The extent of drought in the U.S. West is forcing many water systems to put significant dollars behind innovative water management measures. Now, that includes more than $1 billion in one of the country’s most arid regions.

“Arizona Gov. Doug Ducey signed legislation … that will provide $1.2 billion over three years to boost long-term water supplies for the desert state and implement conservation efforts that will see more immediate effects,” AP News reported. “Climate change and a nearly 30-year drought forced the move, which comes as Arizona faces cutbacks in its Colorado River water supply and more loom.”

The idea of a major drought contingency plan in Arizona first surfaced at the beginning of the year, but it was not immediately clear whether it would gain enough support to become a reality. But the intensifying of source water scarcity, marked by the fact that nearly all of the Western United States is now in drought, seems to have pushed this plan over the finish line.

The law calls for the state’s Water Infrastructure Financial Authority to invest funds in a range of water scarcity solutions, including the construction of a canal and pipeline that would bring excess stormwater from Kansas to Arizona watersheds.
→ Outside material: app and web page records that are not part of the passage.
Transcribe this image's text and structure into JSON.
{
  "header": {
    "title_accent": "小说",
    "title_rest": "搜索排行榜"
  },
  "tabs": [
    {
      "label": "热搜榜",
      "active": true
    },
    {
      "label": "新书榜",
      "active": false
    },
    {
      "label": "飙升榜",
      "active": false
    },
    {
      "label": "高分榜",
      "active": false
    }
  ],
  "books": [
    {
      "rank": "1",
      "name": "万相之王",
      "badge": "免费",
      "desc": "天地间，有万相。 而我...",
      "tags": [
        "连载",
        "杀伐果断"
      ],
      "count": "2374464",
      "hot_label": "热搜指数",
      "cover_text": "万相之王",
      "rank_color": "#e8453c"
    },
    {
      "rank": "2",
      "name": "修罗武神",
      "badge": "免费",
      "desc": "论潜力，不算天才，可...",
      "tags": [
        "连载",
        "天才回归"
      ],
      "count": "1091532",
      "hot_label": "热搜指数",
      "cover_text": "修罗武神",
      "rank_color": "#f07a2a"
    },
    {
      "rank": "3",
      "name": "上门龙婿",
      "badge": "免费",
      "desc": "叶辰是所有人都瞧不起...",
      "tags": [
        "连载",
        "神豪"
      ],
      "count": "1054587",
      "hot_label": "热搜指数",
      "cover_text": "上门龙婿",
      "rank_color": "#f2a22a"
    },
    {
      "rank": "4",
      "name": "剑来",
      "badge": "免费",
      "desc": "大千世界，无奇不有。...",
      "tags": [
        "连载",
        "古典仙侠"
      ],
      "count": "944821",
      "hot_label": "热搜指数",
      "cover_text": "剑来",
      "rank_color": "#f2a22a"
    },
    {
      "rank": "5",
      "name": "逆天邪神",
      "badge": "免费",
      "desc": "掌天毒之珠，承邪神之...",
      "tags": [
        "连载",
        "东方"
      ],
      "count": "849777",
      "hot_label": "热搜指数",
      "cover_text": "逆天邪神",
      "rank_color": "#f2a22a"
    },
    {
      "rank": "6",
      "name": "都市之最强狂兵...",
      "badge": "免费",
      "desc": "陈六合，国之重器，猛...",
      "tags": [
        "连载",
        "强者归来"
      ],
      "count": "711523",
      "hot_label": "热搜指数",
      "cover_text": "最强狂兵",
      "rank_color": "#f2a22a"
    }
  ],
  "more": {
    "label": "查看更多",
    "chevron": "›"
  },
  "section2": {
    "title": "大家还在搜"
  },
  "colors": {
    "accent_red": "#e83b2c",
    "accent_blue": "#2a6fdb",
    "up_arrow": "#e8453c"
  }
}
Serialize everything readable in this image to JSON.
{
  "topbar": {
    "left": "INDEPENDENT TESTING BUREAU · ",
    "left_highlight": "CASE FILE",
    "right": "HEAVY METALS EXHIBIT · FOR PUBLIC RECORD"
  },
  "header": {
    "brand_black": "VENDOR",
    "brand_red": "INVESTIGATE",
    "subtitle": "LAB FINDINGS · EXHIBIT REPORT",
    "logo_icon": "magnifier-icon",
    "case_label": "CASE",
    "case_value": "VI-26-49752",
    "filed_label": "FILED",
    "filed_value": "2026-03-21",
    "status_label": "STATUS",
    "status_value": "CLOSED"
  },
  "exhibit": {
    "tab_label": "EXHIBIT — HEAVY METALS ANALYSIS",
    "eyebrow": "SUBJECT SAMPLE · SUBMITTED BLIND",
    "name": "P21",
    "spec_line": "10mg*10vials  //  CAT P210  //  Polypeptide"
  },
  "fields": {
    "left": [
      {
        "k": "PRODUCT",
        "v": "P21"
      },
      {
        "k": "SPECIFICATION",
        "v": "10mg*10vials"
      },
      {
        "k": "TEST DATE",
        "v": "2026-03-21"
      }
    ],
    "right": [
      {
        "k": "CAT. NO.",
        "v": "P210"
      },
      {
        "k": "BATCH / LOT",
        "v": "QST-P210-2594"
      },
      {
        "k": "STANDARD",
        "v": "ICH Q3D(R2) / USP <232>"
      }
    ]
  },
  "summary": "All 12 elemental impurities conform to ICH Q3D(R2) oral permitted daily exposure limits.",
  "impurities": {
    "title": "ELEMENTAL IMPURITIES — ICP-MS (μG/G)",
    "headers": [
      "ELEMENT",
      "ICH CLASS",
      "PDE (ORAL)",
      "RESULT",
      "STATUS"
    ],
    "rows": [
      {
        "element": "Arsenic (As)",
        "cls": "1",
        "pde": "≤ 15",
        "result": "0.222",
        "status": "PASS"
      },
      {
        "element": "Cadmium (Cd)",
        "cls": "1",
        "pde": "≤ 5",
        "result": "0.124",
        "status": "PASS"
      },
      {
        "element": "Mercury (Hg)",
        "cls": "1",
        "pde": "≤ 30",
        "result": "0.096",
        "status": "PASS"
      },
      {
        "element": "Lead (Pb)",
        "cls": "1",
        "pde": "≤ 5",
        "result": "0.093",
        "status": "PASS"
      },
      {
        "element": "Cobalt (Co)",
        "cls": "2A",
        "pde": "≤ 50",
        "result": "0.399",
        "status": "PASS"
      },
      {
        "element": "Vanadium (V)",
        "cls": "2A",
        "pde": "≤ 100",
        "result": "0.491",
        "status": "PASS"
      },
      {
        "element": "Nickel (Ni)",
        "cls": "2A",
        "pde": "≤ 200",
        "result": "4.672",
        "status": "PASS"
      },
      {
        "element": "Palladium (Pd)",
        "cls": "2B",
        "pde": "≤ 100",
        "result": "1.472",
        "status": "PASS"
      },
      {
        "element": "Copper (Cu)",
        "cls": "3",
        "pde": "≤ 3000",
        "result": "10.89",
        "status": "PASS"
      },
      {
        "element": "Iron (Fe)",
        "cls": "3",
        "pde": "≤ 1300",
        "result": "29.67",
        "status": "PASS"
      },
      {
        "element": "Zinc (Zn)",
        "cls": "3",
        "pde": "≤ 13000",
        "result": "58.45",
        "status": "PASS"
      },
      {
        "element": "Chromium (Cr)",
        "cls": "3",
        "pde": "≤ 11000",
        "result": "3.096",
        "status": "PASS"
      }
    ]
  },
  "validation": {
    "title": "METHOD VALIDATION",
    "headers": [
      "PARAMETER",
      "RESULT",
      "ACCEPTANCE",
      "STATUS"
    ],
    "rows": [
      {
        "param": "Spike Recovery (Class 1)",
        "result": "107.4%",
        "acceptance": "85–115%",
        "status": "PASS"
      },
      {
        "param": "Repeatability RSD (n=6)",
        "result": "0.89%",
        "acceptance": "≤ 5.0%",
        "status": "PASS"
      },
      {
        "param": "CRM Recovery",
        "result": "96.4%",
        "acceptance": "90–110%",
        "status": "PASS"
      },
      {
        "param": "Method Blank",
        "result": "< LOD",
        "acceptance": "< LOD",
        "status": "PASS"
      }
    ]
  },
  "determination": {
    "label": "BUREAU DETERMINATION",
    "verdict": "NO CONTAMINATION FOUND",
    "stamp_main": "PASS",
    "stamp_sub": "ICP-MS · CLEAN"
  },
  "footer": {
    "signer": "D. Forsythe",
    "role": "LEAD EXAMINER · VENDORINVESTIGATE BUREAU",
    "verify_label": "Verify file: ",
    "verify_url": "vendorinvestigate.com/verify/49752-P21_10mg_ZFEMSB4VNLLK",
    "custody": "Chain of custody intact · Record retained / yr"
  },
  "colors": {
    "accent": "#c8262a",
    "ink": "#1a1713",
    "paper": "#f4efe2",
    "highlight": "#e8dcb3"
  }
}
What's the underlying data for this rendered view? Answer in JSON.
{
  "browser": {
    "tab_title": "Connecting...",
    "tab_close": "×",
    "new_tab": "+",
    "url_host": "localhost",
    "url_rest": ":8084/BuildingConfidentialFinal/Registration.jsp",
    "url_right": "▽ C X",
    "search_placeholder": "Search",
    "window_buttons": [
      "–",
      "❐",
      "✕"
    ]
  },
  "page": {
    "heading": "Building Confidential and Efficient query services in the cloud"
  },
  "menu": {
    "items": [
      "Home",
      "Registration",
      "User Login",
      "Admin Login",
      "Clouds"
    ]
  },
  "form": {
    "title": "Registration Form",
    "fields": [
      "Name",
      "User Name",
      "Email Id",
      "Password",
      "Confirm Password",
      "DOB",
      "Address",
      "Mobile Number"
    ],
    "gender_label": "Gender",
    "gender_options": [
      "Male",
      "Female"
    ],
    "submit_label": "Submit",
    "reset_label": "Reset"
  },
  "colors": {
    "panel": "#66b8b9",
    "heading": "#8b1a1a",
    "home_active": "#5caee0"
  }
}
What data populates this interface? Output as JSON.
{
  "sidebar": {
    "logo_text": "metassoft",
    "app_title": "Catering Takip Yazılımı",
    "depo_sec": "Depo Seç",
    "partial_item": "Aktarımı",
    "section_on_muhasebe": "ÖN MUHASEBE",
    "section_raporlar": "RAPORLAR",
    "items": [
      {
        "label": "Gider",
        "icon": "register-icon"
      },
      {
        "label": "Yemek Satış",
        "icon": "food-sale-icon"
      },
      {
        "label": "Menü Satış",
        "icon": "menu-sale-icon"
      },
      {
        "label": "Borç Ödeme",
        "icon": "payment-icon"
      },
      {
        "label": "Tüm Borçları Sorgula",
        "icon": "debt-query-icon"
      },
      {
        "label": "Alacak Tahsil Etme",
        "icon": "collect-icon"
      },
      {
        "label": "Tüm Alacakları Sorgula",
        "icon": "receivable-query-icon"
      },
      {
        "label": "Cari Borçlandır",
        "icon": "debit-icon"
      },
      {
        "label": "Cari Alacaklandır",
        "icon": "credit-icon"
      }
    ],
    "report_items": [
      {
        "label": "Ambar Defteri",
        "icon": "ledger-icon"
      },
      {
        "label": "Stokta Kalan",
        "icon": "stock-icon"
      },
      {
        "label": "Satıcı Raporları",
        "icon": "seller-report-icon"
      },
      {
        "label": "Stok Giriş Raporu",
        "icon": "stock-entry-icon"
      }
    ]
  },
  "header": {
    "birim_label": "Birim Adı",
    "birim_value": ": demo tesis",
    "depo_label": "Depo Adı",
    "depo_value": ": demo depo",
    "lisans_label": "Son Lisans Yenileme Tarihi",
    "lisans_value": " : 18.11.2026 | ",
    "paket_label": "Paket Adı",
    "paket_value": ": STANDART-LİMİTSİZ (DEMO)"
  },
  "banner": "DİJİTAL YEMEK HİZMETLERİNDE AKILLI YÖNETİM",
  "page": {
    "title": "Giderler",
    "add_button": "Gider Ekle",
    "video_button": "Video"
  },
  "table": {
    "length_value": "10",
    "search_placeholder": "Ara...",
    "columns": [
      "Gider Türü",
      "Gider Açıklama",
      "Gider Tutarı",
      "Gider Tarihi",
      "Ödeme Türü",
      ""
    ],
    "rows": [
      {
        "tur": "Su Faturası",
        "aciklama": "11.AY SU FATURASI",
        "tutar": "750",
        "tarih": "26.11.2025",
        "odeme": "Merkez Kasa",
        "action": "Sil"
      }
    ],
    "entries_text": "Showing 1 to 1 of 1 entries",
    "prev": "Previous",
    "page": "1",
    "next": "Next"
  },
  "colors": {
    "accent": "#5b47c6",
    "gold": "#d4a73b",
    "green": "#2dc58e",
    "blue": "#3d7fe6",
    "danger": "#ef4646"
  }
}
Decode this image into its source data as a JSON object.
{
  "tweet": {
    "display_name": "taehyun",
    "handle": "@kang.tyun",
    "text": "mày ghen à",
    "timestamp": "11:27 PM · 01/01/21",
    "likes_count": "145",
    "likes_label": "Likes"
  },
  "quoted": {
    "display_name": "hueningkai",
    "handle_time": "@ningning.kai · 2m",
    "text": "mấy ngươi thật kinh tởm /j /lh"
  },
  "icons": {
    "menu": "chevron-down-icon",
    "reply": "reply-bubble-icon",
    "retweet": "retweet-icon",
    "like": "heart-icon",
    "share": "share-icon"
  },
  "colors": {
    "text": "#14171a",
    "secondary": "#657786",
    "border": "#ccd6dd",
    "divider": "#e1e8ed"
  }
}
It also appears that Arizona will be increasing its reliance on desalinated supplies.

“The governor is particularly excited about the idea of the state being involved in construction of a plant to desalinate water, likely from the Sea of Cortez, providing fresh water that can be used for not only domestic use but also for the agriculture industry which consumes 70% of what Arizona now uses,” according to KAWC.

As just one of countless regions now wrestling with increasing stress on their water supplies, the work Arizona does through this plan is likely to inform many other similar projects around the country and world.

“These challenges made it necessary for us to act,” Ducey said during the signing of the bill, per AP. “So today we are taking action to do what the men and women of Arizona hired us to do — position our state for success today, tomorrow and for generations to come.”

Those wrestling with similar challenges, and similar hopes for future water consumers, will be watching closely.

To read more about how water systems adapt to drought conditions, visit Water Online’s Water Scarcity Solutions Center.


Stay Up to Date

Follow Us